*Problem details:* Quote every line below exactly and skip any picture.
■ ■ ■
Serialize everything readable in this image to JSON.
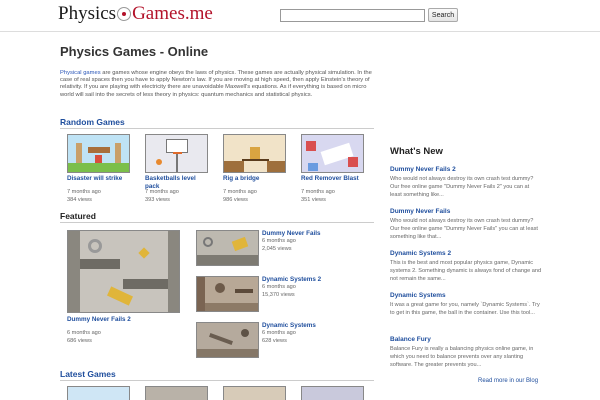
{
  "header": {
    "logo_part1": "Physics",
    "logo_part2": "Games.me",
    "search_placeholder": "",
    "search_button": "Search"
  },
  "main": {
    "title": "Physics Games - Online",
    "intro_link": "Physical games",
    "intro_text": " are games whose engine obeys the laws of physics. These games are actually physical simulation. In the case of real spaces then you have to apply Newton's law. If you are moving at high speed, then apply Einstein's theory of relativity. If you are playing with electricity there are unavoidable Maxwell's equations. As if everything is based on micro world will sail into the secrets of less theory in physics: quantum mechanics and statistical physics."
  },
  "random_games": {
    "heading": "Random Games",
    "items": [
      {
        "name": "Disaster will strike",
        "date": "7 months ago",
        "views": "384 views"
      },
      {
        "name": "Basketballs level pack",
        "date": "7 months ago",
        "views": "393 views"
      },
      {
        "name": "Rig a bridge",
        "date": "7 months ago",
        "views": "986 views"
      },
      {
        "name": "Red Remover Blast",
        "date": "7 months ago",
        "views": "351 views"
      }
    ]
  },
  "featured": {
    "heading": "Featured",
    "main": {
      "name": "Dummy Never Fails 2",
      "date": "6 months ago",
      "views": "686 views"
    },
    "items": [
      {
        "name": "Dummy Never Fails",
        "date": "6 months ago",
        "views": "2,045 views"
      },
      {
        "name": "Dynamic Systems 2",
        "date": "6 months ago",
        "views": "15,370 views"
      },
      {
        "name": "Dynamic Systems",
        "date": "6 months ago",
        "views": "628 views"
      }
    ]
  },
  "latest": {
    "heading": "Latest Games"
  },
  "sidebar": {
    "heading": "What's New",
    "items": [
      {
        "title": "Dummy Never Fails 2",
        "text": "Who would not always destroy its own crash test dummy? Our free online game \"Dummy Never Fails 2\" you can at least something like..."
      },
      {
        "title": "Dummy Never Fails",
        "text": "Who would not always destroy its own crash test dummy? Our free online game \"Dummy Never Fails\" you can at least something like that..."
      },
      {
        "title": "Dynamic Systems 2",
        "text": "This is the best and most popular physics game, Dynamic systems 2. Something dynamic is always fond of change and not remain the same..."
      },
      {
        "title": "Dynamic Systems",
        "text": "It was a great game for you, namely `Dynamic Systems`. Try to get in this game, the ball in the container. Use this tool..."
      },
      {
        "title": "Balance Fury",
        "text": "Balance Fury is really a balancing physics online game, in which you need to balance prevents over any slanting software. The greater prevents you..."
      }
    ],
    "read_more": "Read more in our Blog"
  },
  "colors": {
    "link": "#1f4e9d",
    "brand_red": "#b3122a"
  },
  "icons": {
    "logo_mark": "atom-icon"
  }
}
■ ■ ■
*Written response:*
Serialize everything readable in this image to JSON.
{
  "header": {
    "logo_part1": "Physics",
    "logo_part2": "Games.me",
    "search_placeholder": "",
    "search_button": "Search"
  },
  "main": {
    "title": "Physics Games - Online",
    "intro_link": "Physical games",
    "intro_text": " are games whose engine obeys the laws of physics. These games are actually physical simulation. In the case of real spaces then you have to apply Newton's law. If you are moving at high speed, then apply Einstein's theory of relativity. If you are playing with electricity there are unavoidable Maxwell's equations. As if everything is based on micro world will sail into the secrets of less theory in physics: quantum mechanics and statistical physics."
  },
  "random_games": {
    "heading": "Random Games",
    "items": [
      {
        "name": "Disaster will strike",
        "date": "7 months ago",
        "views": "384 views"
      },
      {
        "name": "Basketballs level pack",
        "date": "7 months ago",
        "views": "393 views"
      },
      {
        "name": "Rig a bridge",
        "date": "7 months ago",
        "views": "986 views"
      },
      {
        "name": "Red Remover Blast",
        "date": "7 months ago",
        "views": "351 views"
      }
    ]
  },
  "featured": {
    "heading": "Featured",
    "main": {
      "name": "Dummy Never Fails 2",
      "date": "6 months ago",
      "views": "686 views"
    },
    "items": [
      {
        "name": "Dummy Never Fails",
        "date": "6 months ago",
        "views": "2,045 views"
      },
      {
        "name": "Dynamic Systems 2",
        "date": "6 months ago",
        "views": "15,370 views"
      },
      {
        "name": "Dynamic Systems",
        "date": "6 months ago",
        "views": "628 views"
      }
    ]
  },
  "latest": {
    "heading": "Latest Games"
  },
  "sidebar": {
    "heading": "What's New",
    "items": [
      {
        "title": "Dummy Never Fails 2",
        "text": "Who would not always destroy its own crash test dummy? Our free online game \"Dummy Never Fails 2\" you can at least something like..."
      },
      {
        "title": "Dummy Never Fails",
        "text": "Who would not always destroy its own crash test dummy? Our free online game \"Dummy Never Fails\" you can at least something like that..."
      },
      {
        "title": "Dynamic Systems 2",
        "text": "This is the best and most popular physics game, Dynamic systems 2. Something dynamic is always fond of change and not remain the same..."
      },
      {
        "title": "Dynamic Systems",
        "text": "It was a great game for you, namely `Dynamic Systems`. Try to get in this game, the ball in the container. Use this tool..."
      },
      {
        "title": "Balance Fury",
        "text": "Balance Fury is really a balancing physics online game, in which you need to balance prevents over any slanting software. The greater prevents you..."
      }
    ],
    "read_more": "Read more in our Blog"
  },
  "colors": {
    "link": "#1f4e9d",
    "brand_red": "#b3122a"
  },
  "icons": {
    "logo_mark": "atom-icon"
  }
}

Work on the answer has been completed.